“Some people are shocked,” Irby said about his being so young. But exactly how good his impression is even catches him a little at times. He is the youngest person to win the Legends show, the website said.
He said he was shocked when he heard his name and sort of blacked out on everything going on around him.
“I was standing there with a friend and I heard my name,” he recalled from the May 31 show. “My friend told me to go up there but I don’t really remember anything else (after hearing my name).”
“I had no idea I was going to win,” he said, adding his tender age is not that unusual.

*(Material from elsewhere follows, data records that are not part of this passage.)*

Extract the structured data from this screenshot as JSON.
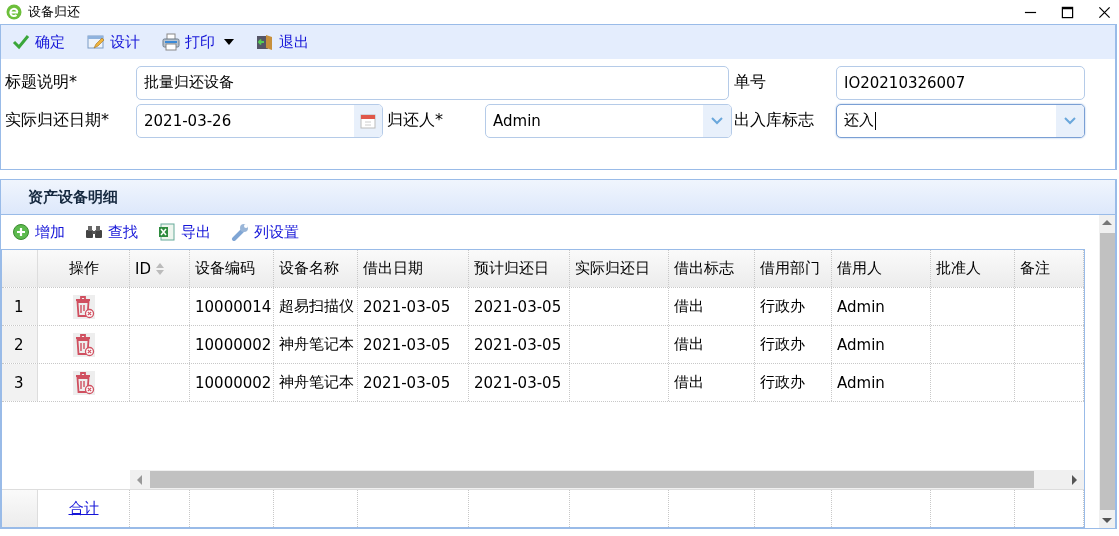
{
  "window": {
    "title": "设备归还"
  },
  "toolbar": [
    {
      "label": "确定",
      "kind": "confirm"
    },
    {
      "label": "设计",
      "kind": "design"
    },
    {
      "label": "打印",
      "kind": "print",
      "dropdown": true
    },
    {
      "label": "退出",
      "kind": "exit"
    }
  ],
  "form": {
    "fields": [
      {
        "label": "标题说明*",
        "value": "批量归还设备",
        "kind": "text",
        "focused": false
      },
      {
        "label": "单号",
        "value": "IO20210326007",
        "kind": "text",
        "focused": false
      },
      {
        "label": "实际归还日期*",
        "value": "2021-03-26",
        "kind": "date",
        "focused": false
      },
      {
        "label": "归还人*",
        "value": "Admin",
        "kind": "combo",
        "focused": false
      },
      {
        "label": "出入库标志",
        "value": "还入",
        "kind": "combo",
        "focused": true
      }
    ]
  },
  "detail": {
    "title": "资产设备明细",
    "toolbar": [
      {
        "label": "增加",
        "kind": "add"
      },
      {
        "label": "查找",
        "kind": "find"
      },
      {
        "label": "导出",
        "kind": "export"
      },
      {
        "label": "列设置",
        "kind": "columns"
      }
    ],
    "columns": [
      {
        "label": "操作",
        "sortable": false
      },
      {
        "label": "ID",
        "sortable": true
      },
      {
        "label": "设备编码",
        "sortable": false
      },
      {
        "label": "设备名称",
        "sortable": false
      },
      {
        "label": "借出日期",
        "sortable": false
      },
      {
        "label": "预计归还日",
        "sortable": false
      },
      {
        "label": "实际归还日",
        "sortable": false
      },
      {
        "label": "借出标志",
        "sortable": false
      },
      {
        "label": "借用部门",
        "sortable": false
      },
      {
        "label": "借用人",
        "sortable": false
      },
      {
        "label": "批准人",
        "sortable": false
      },
      {
        "label": "备注",
        "sortable": false
      }
    ],
    "rows": [
      {
        "num": "1",
        "cells": [
          "",
          "",
          "10000014",
          "超易扫描仪",
          "2021-03-05",
          "2021-03-05",
          "",
          "借出",
          "行政办",
          "Admin",
          "",
          ""
        ]
      },
      {
        "num": "2",
        "cells": [
          "",
          "",
          "10000002",
          "神舟笔记本",
          "2021-03-05",
          "2021-03-05",
          "",
          "借出",
          "行政办",
          "Admin",
          "",
          ""
        ]
      },
      {
        "num": "3",
        "cells": [
          "",
          "",
          "10000002",
          "神舟笔记本",
          "2021-03-05",
          "2021-03-05",
          "",
          "借出",
          "行政办",
          "Admin",
          "",
          ""
        ]
      }
    ],
    "footer": {
      "label": "合计"
    }
  }
}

Also taking to the stage at Anna’s Diner was 17-year-old Cote Deonath. An Elvis fan since he was 2, Cote was able to sing at least an octave lower to capture Elvis’ singing style.
But it should be noted regarding their ages, as Irby points out, there is Hank Poole, who does an Elvis impersonation on stage and he’s 8 years old.
“He’s got all the moves,” Irby pointed out.
But Irby’s the real deal, his agent Joyce Turner said.
“I saw him Brunswick (Georgia) in a show and I said to myself, ‘I want him,’” she said. And she’s been booking shows for him ever since.
The owner of Anna’s Diner, Carol Laudois, has been an Elvis fan all her life and in fact has a wall dedicated to Elvis Presley at the restaurant. It’s full of concert posters, pictures, albums and has a few autographs up there. She and friends saw Irby play at the Elk Lodge in April in Orlando and she thought he had to play at her place.
Irby first got into Elvis as a fan when his father and he saw Jailhouse Rock when he was 4.
“He would be standing there in front of the TV and he did everything,” his mother Tammie Irby said.
She said he’s been performing since he started singing at his church when he was 4. That morphed into an Elvis act that was only encouraged by his family. Both his father and mother are big Elvis fans (his mother called him “the prettiest man in the world”) and his grandmother is a big fan, too.
To Austin, it went a lot further than the looks.
“I liked the songs, the way he was holding the (microphone) pole and the dancing,” he said.
When he was 10 he started doing his Elvis performance on stage and since he’s done it, he’s never thought of doing anything else.
“I love being in this,” he said. “this is something … I like being around it.”
How well does he think he’ll do at the Graceland competition? Irby’s not too concerned but he’ll just wait until August to find out. He’s looking more forward to going and seeing the others who have taken on this act.
“I’m just honored to be one,” he said, quickly adding he’s looking forward to going. “We’re all like a big brotherhood.”
That brotherhood was shown as Irby and Deonath did a set together Saturday night.
Deonath saw his first Elvis Presley movie when he was 2 and by the time he was 4 he was dancing and making the moves. At 5 he started getting his first gigs, playing at private schools, churches and where ever he could sing the blues.
“After that he was just hooked,” his father, Eddie Deonath said.
Steve Gillis, of Steve Gillis Productions, who also participated in Saturday’s show as a Elvis impersonator, is impressed and pleased that the Elvis impersonation act is continuing. Many times, he joked these teens do a better schtick than he does, he’s just encouraged by it and loves to take part in the fun, both booking it and doing the act.
It was Irby’s mother who put it into the words when referring to her son’s act, on what this means.
“I think this is awesome,” she said.